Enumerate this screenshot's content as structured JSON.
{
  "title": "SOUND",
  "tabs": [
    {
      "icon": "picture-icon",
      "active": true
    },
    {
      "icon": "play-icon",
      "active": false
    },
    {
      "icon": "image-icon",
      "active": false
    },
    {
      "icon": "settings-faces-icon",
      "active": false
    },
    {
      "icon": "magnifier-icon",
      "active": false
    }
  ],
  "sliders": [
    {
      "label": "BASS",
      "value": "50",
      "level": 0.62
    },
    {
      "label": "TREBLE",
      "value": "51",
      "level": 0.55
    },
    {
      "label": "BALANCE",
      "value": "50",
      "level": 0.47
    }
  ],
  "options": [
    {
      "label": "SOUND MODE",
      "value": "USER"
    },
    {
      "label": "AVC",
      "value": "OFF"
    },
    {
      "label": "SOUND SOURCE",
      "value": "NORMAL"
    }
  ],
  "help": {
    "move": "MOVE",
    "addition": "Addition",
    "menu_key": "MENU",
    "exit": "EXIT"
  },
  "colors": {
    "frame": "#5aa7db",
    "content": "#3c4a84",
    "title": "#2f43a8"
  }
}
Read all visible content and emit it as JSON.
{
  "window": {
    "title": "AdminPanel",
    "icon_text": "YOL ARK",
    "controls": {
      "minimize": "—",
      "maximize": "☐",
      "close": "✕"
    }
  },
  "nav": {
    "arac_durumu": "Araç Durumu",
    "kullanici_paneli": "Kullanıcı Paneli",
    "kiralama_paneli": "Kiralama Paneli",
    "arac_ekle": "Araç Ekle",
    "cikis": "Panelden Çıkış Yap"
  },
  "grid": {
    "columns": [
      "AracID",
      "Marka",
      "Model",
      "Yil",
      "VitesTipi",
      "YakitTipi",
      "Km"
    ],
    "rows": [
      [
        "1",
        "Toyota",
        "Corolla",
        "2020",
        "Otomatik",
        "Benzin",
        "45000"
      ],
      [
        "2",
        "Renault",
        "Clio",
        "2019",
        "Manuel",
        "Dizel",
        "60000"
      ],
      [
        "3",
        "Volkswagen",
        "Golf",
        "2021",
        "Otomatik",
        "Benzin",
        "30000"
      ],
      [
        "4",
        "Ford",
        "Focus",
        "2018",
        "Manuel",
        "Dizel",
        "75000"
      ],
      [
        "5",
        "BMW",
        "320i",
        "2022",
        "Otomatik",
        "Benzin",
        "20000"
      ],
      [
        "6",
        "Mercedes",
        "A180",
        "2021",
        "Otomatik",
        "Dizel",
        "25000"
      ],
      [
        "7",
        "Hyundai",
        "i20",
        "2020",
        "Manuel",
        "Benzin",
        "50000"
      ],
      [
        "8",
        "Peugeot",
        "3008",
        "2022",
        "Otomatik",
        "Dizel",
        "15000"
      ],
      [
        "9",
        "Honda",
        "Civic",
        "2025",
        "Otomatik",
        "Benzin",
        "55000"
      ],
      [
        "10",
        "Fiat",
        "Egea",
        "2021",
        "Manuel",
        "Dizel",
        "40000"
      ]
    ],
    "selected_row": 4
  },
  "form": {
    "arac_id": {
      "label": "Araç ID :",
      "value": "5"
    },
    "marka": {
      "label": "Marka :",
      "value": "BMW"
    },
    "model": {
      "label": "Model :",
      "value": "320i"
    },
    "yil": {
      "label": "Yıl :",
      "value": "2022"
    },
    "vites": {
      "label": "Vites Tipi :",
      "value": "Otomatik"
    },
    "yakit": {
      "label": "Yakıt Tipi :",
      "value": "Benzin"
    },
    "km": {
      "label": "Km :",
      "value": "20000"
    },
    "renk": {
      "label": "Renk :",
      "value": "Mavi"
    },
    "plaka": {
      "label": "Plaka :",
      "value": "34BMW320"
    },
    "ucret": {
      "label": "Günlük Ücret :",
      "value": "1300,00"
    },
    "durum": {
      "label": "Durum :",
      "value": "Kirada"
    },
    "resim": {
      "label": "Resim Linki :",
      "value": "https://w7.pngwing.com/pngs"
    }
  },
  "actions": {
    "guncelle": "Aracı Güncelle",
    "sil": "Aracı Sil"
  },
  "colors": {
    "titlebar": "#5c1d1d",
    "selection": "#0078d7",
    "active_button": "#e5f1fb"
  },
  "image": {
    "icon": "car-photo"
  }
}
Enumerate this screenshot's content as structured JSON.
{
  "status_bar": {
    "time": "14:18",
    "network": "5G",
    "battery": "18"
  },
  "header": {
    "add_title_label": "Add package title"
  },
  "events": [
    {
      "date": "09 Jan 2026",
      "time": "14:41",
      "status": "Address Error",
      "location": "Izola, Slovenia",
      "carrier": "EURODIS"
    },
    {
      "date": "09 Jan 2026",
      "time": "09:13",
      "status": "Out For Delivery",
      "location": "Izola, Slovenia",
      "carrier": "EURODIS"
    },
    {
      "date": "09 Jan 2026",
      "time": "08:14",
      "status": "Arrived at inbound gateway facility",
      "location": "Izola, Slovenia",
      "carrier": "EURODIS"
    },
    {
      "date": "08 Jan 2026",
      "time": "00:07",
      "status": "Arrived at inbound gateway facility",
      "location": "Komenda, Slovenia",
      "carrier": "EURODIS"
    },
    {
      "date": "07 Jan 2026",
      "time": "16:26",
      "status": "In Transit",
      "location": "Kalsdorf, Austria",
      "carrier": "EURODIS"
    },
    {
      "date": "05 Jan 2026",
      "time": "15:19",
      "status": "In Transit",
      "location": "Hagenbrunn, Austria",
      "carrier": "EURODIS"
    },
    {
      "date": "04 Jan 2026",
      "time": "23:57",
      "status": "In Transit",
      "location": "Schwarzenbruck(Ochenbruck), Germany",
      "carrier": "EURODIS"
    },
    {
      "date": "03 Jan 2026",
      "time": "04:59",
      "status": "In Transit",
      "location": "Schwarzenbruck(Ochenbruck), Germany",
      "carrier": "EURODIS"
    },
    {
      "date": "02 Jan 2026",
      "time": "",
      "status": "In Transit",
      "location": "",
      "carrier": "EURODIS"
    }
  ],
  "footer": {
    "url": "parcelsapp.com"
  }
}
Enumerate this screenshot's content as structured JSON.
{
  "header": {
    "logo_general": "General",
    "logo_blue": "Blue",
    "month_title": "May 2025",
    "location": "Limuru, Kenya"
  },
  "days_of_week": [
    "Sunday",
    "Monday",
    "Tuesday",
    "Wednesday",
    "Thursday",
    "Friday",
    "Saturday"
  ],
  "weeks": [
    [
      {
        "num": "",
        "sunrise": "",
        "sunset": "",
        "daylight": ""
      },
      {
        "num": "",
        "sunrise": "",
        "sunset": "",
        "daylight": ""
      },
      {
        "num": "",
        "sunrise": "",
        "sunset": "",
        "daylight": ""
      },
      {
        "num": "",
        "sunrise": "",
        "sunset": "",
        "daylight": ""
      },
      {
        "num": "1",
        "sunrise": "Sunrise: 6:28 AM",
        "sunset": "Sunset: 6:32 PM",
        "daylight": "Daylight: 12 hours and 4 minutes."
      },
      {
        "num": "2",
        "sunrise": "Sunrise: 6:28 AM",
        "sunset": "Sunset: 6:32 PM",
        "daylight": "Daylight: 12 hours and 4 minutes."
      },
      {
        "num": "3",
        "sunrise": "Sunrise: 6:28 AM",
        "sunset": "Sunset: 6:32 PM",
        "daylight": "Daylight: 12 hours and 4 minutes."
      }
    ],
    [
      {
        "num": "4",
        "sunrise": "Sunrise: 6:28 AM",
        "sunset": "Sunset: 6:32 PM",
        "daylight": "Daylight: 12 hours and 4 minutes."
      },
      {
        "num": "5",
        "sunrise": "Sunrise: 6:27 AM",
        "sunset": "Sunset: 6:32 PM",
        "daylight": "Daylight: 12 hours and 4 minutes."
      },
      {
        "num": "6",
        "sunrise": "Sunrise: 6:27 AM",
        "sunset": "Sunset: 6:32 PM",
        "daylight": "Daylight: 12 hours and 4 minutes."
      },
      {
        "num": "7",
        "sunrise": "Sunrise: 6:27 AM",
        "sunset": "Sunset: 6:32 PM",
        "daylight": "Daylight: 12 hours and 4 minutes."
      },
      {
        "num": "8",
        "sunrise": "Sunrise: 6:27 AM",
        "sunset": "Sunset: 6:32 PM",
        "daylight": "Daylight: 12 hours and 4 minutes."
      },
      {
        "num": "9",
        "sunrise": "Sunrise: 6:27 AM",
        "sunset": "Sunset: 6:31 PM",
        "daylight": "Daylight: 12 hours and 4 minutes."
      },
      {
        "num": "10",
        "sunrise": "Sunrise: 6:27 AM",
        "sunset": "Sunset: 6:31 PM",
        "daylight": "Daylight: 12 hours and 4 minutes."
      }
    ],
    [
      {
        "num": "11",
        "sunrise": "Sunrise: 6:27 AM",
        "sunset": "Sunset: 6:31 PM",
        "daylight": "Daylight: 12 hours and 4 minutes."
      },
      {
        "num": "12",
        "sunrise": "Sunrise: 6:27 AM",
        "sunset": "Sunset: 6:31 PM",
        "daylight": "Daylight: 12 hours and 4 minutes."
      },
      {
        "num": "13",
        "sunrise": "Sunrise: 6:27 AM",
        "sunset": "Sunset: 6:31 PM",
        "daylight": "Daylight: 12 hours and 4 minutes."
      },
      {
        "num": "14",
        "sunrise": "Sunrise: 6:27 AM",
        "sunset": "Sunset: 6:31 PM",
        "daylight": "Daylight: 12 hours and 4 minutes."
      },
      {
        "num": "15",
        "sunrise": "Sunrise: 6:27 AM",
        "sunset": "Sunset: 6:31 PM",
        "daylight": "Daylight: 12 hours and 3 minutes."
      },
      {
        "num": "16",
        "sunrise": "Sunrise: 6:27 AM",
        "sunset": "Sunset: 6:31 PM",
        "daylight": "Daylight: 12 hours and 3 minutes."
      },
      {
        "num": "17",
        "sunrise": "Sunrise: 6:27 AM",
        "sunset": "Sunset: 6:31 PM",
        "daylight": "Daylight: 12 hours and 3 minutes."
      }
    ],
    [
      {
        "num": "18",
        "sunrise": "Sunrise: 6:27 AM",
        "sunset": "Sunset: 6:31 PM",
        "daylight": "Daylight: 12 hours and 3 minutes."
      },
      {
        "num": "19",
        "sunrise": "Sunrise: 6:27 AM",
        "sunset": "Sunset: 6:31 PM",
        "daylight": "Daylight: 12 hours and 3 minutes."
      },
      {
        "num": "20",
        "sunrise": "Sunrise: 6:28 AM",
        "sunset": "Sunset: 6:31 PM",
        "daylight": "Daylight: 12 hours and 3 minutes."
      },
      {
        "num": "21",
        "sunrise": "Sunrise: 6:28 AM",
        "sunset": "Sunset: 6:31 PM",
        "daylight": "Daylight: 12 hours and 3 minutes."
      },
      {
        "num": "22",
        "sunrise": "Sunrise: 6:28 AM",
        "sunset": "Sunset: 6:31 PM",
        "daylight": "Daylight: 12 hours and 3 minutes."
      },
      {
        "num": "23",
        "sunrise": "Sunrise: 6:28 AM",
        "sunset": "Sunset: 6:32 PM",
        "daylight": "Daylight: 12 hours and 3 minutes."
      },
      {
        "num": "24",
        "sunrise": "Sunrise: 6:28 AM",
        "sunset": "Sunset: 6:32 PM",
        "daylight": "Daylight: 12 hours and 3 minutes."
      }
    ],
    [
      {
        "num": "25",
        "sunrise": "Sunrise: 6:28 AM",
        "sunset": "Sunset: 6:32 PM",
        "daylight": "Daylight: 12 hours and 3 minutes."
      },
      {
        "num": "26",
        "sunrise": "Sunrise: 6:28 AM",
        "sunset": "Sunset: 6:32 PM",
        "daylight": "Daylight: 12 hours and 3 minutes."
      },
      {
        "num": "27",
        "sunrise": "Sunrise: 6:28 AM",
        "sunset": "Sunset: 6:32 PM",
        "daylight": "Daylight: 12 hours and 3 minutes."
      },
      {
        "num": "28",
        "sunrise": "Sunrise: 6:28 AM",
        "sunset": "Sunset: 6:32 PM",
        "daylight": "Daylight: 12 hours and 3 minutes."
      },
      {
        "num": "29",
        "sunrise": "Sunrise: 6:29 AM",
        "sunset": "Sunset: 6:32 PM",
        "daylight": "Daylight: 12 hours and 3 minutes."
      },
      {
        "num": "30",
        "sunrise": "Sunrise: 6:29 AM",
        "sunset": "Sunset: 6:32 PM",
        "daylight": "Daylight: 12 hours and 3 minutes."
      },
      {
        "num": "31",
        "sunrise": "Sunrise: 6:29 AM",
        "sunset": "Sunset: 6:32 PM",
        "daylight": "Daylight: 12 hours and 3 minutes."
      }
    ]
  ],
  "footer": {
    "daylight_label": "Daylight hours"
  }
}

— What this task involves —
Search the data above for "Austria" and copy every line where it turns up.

— Response to this task —
      "location": "Kalsdorf, Austria",
      "location": "Hagenbrunn, Austria",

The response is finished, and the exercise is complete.